Task instructions:
Which lines in the records below mention the word "with"? Copy each one out.

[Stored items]
========
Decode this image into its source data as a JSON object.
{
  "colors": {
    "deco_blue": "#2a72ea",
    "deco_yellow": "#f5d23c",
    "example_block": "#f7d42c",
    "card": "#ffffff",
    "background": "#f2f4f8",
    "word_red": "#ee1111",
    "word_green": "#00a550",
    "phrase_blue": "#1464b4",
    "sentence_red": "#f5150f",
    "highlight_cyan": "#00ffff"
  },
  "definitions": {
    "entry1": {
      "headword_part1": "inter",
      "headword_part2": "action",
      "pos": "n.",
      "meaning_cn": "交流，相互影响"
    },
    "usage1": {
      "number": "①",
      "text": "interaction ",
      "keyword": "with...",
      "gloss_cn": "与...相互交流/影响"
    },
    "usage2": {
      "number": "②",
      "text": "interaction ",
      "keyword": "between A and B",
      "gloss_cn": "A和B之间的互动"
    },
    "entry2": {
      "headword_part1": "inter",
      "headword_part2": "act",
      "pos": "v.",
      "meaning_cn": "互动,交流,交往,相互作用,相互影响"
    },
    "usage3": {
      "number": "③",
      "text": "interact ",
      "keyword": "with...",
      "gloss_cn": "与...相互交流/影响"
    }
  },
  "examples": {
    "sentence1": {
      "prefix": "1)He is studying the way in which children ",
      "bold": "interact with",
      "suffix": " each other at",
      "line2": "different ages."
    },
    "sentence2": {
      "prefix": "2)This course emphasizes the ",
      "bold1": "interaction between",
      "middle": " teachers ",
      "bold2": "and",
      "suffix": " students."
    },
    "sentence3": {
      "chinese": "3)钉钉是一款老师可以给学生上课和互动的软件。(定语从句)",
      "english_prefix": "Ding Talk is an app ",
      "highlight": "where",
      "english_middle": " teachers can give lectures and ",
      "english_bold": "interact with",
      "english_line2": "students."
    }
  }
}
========
Response:
      "keyword": "with...",
      "keyword": "with...",
      "bold": "interact with",
      "english_bold": "interact with",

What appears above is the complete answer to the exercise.